So said Joh Bjelke-Petersen, shortly after he was forced to resign as Premier of Queensland in December 1987. The media had played a crucial role in his downfall, particularly the ABC Four Corners program 'The Moonlight State' which aired in May 1987 triggering the Fitzgerald Inquiry.
But wind back to the early days of his premiership starting in 1968 and the mainstream media was generally uncritical, if not downright supportive of Bjelke-Petersen. As his premiership progressed, Joh became more extreme. He ranted about the evil 'gays, greens, blacks and reds'. He preached law and order to quash political dissent giving the police extraordinary powers.
The street march was a popular form of dissent in the 1960s and 1970s. It was even legal so long as a permit was secured. Marches from the St Lucia University of Queensland campus were frequent – escalating after 29 July 1976 when a student was beaten on the head with a baton. Against this backdrop, the first issue of Cane Toad Times was released in May 1977.

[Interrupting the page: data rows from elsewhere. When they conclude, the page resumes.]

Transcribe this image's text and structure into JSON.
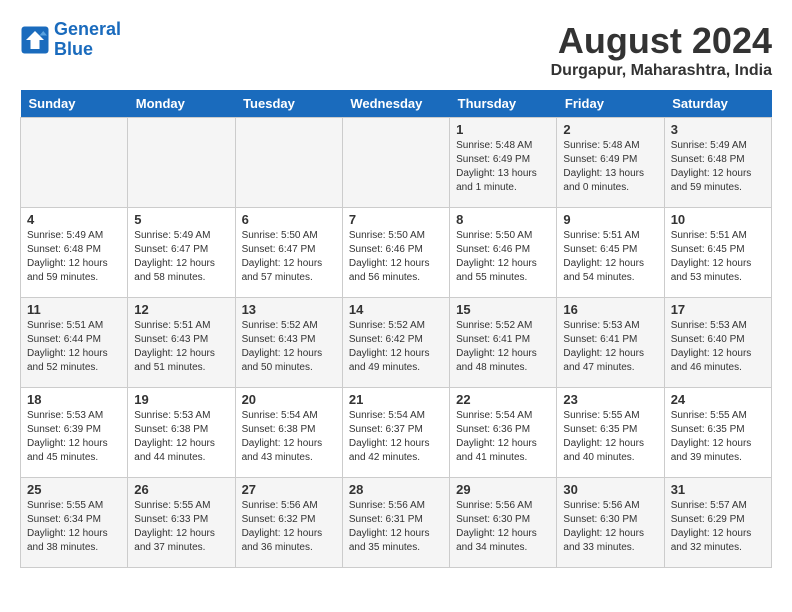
{
  "header": {
    "logo_line1": "General",
    "logo_line2": "Blue",
    "month_year": "August 2024",
    "location": "Durgapur, Maharashtra, India"
  },
  "days_of_week": [
    "Sunday",
    "Monday",
    "Tuesday",
    "Wednesday",
    "Thursday",
    "Friday",
    "Saturday"
  ],
  "weeks": [
    [
      {
        "num": "",
        "info": ""
      },
      {
        "num": "",
        "info": ""
      },
      {
        "num": "",
        "info": ""
      },
      {
        "num": "",
        "info": ""
      },
      {
        "num": "1",
        "info": "Sunrise: 5:48 AM\nSunset: 6:49 PM\nDaylight: 13 hours\nand 1 minute."
      },
      {
        "num": "2",
        "info": "Sunrise: 5:48 AM\nSunset: 6:49 PM\nDaylight: 13 hours\nand 0 minutes."
      },
      {
        "num": "3",
        "info": "Sunrise: 5:49 AM\nSunset: 6:48 PM\nDaylight: 12 hours\nand 59 minutes."
      }
    ],
    [
      {
        "num": "4",
        "info": "Sunrise: 5:49 AM\nSunset: 6:48 PM\nDaylight: 12 hours\nand 59 minutes."
      },
      {
        "num": "5",
        "info": "Sunrise: 5:49 AM\nSunset: 6:47 PM\nDaylight: 12 hours\nand 58 minutes."
      },
      {
        "num": "6",
        "info": "Sunrise: 5:50 AM\nSunset: 6:47 PM\nDaylight: 12 hours\nand 57 minutes."
      },
      {
        "num": "7",
        "info": "Sunrise: 5:50 AM\nSunset: 6:46 PM\nDaylight: 12 hours\nand 56 minutes."
      },
      {
        "num": "8",
        "info": "Sunrise: 5:50 AM\nSunset: 6:46 PM\nDaylight: 12 hours\nand 55 minutes."
      },
      {
        "num": "9",
        "info": "Sunrise: 5:51 AM\nSunset: 6:45 PM\nDaylight: 12 hours\nand 54 minutes."
      },
      {
        "num": "10",
        "info": "Sunrise: 5:51 AM\nSunset: 6:45 PM\nDaylight: 12 hours\nand 53 minutes."
      }
    ],
    [
      {
        "num": "11",
        "info": "Sunrise: 5:51 AM\nSunset: 6:44 PM\nDaylight: 12 hours\nand 52 minutes."
      },
      {
        "num": "12",
        "info": "Sunrise: 5:51 AM\nSunset: 6:43 PM\nDaylight: 12 hours\nand 51 minutes."
      },
      {
        "num": "13",
        "info": "Sunrise: 5:52 AM\nSunset: 6:43 PM\nDaylight: 12 hours\nand 50 minutes."
      },
      {
        "num": "14",
        "info": "Sunrise: 5:52 AM\nSunset: 6:42 PM\nDaylight: 12 hours\nand 49 minutes."
      },
      {
        "num": "15",
        "info": "Sunrise: 5:52 AM\nSunset: 6:41 PM\nDaylight: 12 hours\nand 48 minutes."
      },
      {
        "num": "16",
        "info": "Sunrise: 5:53 AM\nSunset: 6:41 PM\nDaylight: 12 hours\nand 47 minutes."
      },
      {
        "num": "17",
        "info": "Sunrise: 5:53 AM\nSunset: 6:40 PM\nDaylight: 12 hours\nand 46 minutes."
      }
    ],
    [
      {
        "num": "18",
        "info": "Sunrise: 5:53 AM\nSunset: 6:39 PM\nDaylight: 12 hours\nand 45 minutes."
      },
      {
        "num": "19",
        "info": "Sunrise: 5:53 AM\nSunset: 6:38 PM\nDaylight: 12 hours\nand 44 minutes."
      },
      {
        "num": "20",
        "info": "Sunrise: 5:54 AM\nSunset: 6:38 PM\nDaylight: 12 hours\nand 43 minutes."
      },
      {
        "num": "21",
        "info": "Sunrise: 5:54 AM\nSunset: 6:37 PM\nDaylight: 12 hours\nand 42 minutes."
      },
      {
        "num": "22",
        "info": "Sunrise: 5:54 AM\nSunset: 6:36 PM\nDaylight: 12 hours\nand 41 minutes."
      },
      {
        "num": "23",
        "info": "Sunrise: 5:55 AM\nSunset: 6:35 PM\nDaylight: 12 hours\nand 40 minutes."
      },
      {
        "num": "24",
        "info": "Sunrise: 5:55 AM\nSunset: 6:35 PM\nDaylight: 12 hours\nand 39 minutes."
      }
    ],
    [
      {
        "num": "25",
        "info": "Sunrise: 5:55 AM\nSunset: 6:34 PM\nDaylight: 12 hours\nand 38 minutes."
      },
      {
        "num": "26",
        "info": "Sunrise: 5:55 AM\nSunset: 6:33 PM\nDaylight: 12 hours\nand 37 minutes."
      },
      {
        "num": "27",
        "info": "Sunrise: 5:56 AM\nSunset: 6:32 PM\nDaylight: 12 hours\nand 36 minutes."
      },
      {
        "num": "28",
        "info": "Sunrise: 5:56 AM\nSunset: 6:31 PM\nDaylight: 12 hours\nand 35 minutes."
      },
      {
        "num": "29",
        "info": "Sunrise: 5:56 AM\nSunset: 6:30 PM\nDaylight: 12 hours\nand 34 minutes."
      },
      {
        "num": "30",
        "info": "Sunrise: 5:56 AM\nSunset: 6:30 PM\nDaylight: 12 hours\nand 33 minutes."
      },
      {
        "num": "31",
        "info": "Sunrise: 5:57 AM\nSunset: 6:29 PM\nDaylight: 12 hours\nand 32 minutes."
      }
    ]
  ]
}
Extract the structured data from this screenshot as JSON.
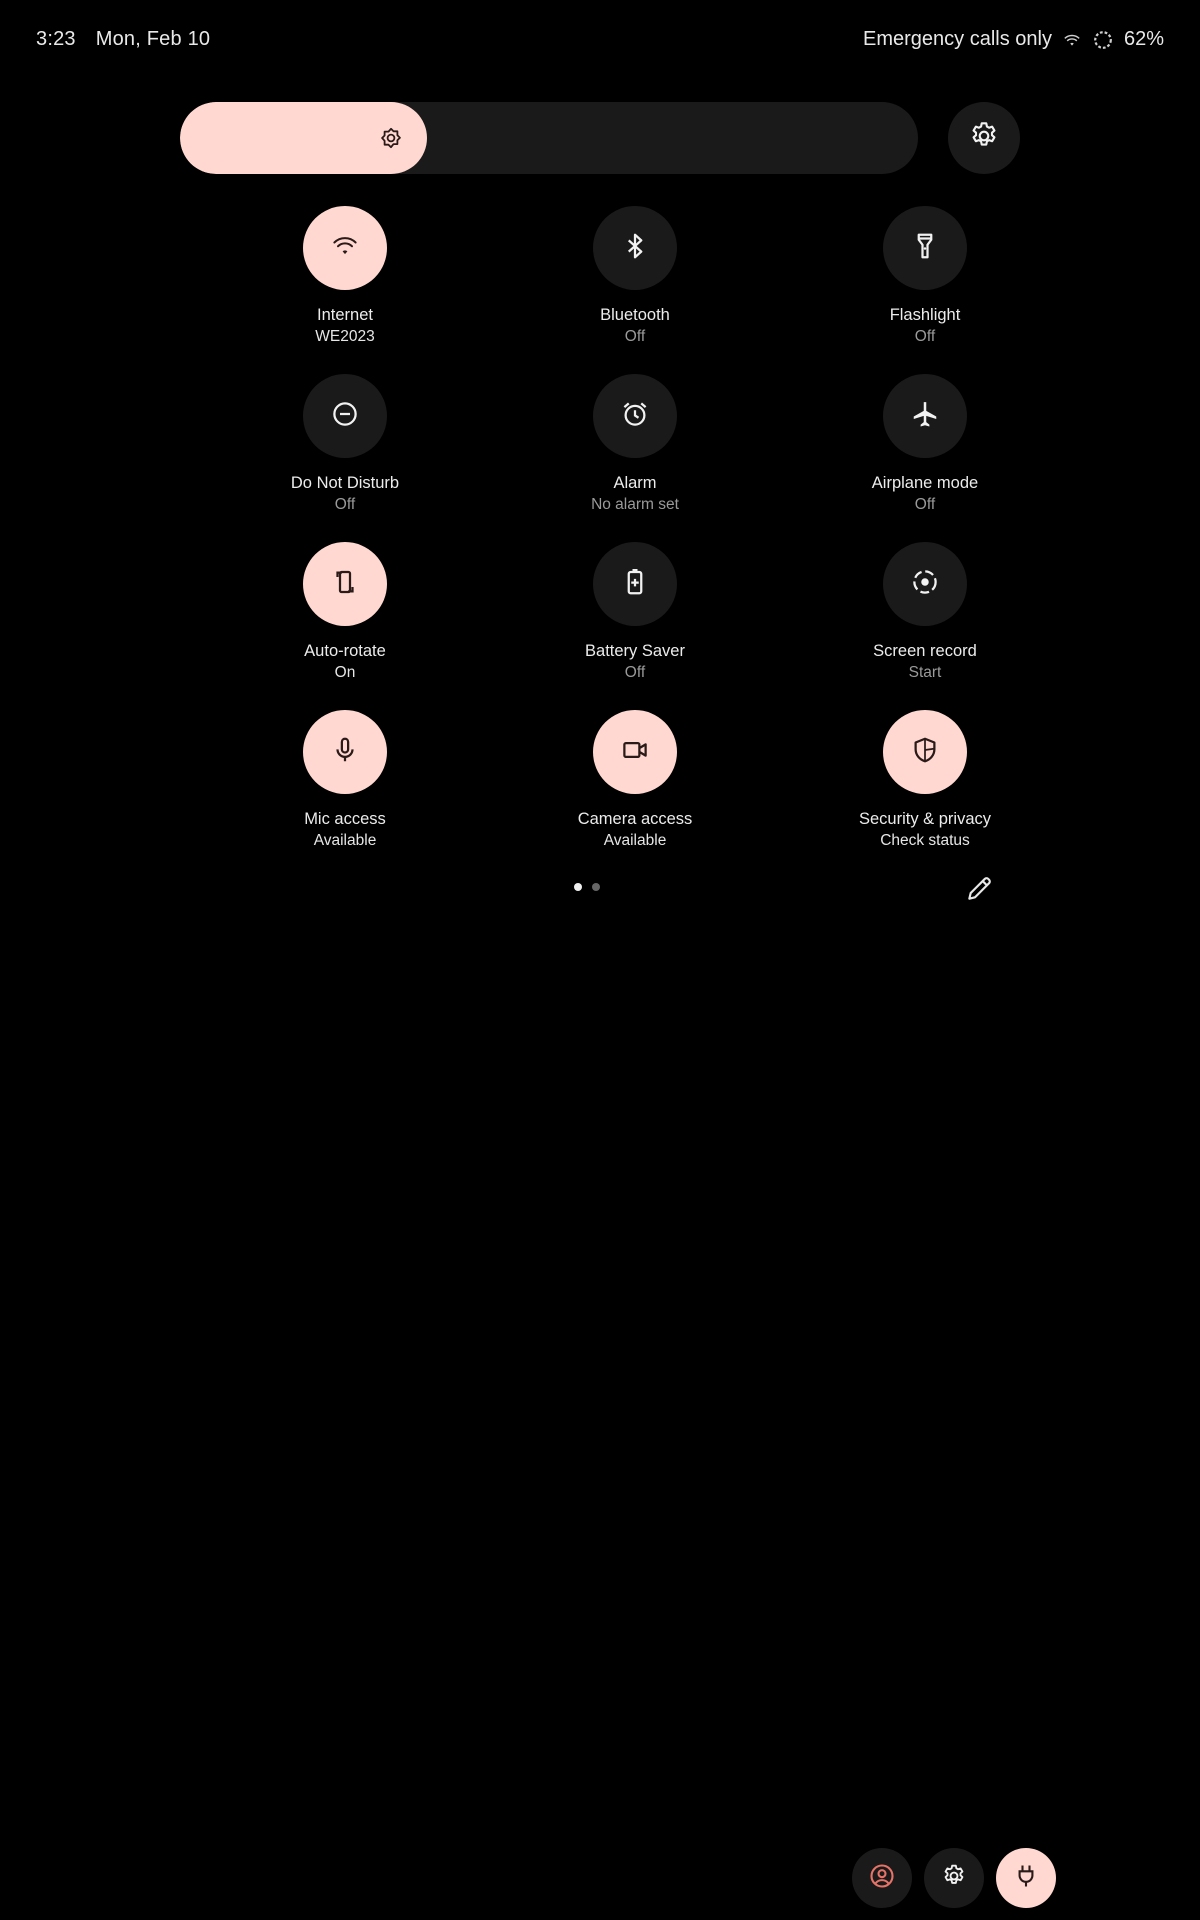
{
  "status_bar": {
    "time": "3:23",
    "date": "Mon, Feb 10",
    "network_text": "Emergency calls only",
    "battery_percent": "62%",
    "wifi_icon": "wifi-icon",
    "battery_icon": "battery-ring-icon"
  },
  "brightness": {
    "level": 0.26,
    "icon": "brightness-icon",
    "settings_icon": "gear-icon"
  },
  "tiles": [
    {
      "label": "Internet",
      "sub": "WE2023",
      "icon": "wifi-icon",
      "active": true
    },
    {
      "label": "Bluetooth",
      "sub": "Off",
      "icon": "bluetooth-icon",
      "active": false
    },
    {
      "label": "Flashlight",
      "sub": "Off",
      "icon": "flashlight-icon",
      "active": false
    },
    {
      "label": "Do Not Disturb",
      "sub": "Off",
      "icon": "do-not-disturb-icon",
      "active": false
    },
    {
      "label": "Alarm",
      "sub": "No alarm set",
      "icon": "alarm-icon",
      "active": false
    },
    {
      "label": "Airplane mode",
      "sub": "Off",
      "icon": "airplane-icon",
      "active": false
    },
    {
      "label": "Auto-rotate",
      "sub": "On",
      "icon": "auto-rotate-icon",
      "active": true
    },
    {
      "label": "Battery Saver",
      "sub": "Off",
      "icon": "battery-saver-icon",
      "active": false
    },
    {
      "label": "Screen record",
      "sub": "Start",
      "icon": "screen-record-icon",
      "active": false
    },
    {
      "label": "Mic access",
      "sub": "Available",
      "icon": "mic-icon",
      "active": true
    },
    {
      "label": "Camera access",
      "sub": "Available",
      "icon": "camera-icon",
      "active": true
    },
    {
      "label": "Security & privacy",
      "sub": "Check status",
      "icon": "shield-icon",
      "active": true
    }
  ],
  "pager": {
    "pages": 2,
    "current": 1
  },
  "edit_icon": "pencil-icon",
  "bottom_actions": [
    {
      "icon": "user-icon",
      "accent": false
    },
    {
      "icon": "gear-icon",
      "accent": false
    },
    {
      "icon": "power-plug-icon",
      "accent": true
    }
  ],
  "colors": {
    "accent": "#ffd8d1",
    "tile_off": "#1a1a1a",
    "background": "#000000",
    "icon_on": "#2a1a18",
    "icon_off": "#f2f2f2",
    "user_icon": "#e57367"
  }
}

In September 1977, Bjelke-Petersen announced that "the day of street marches is over... Don't bother applying for a march permit. You won't get one. That's government policy now!" The next month, more than 400 people were arrested for marching illegally.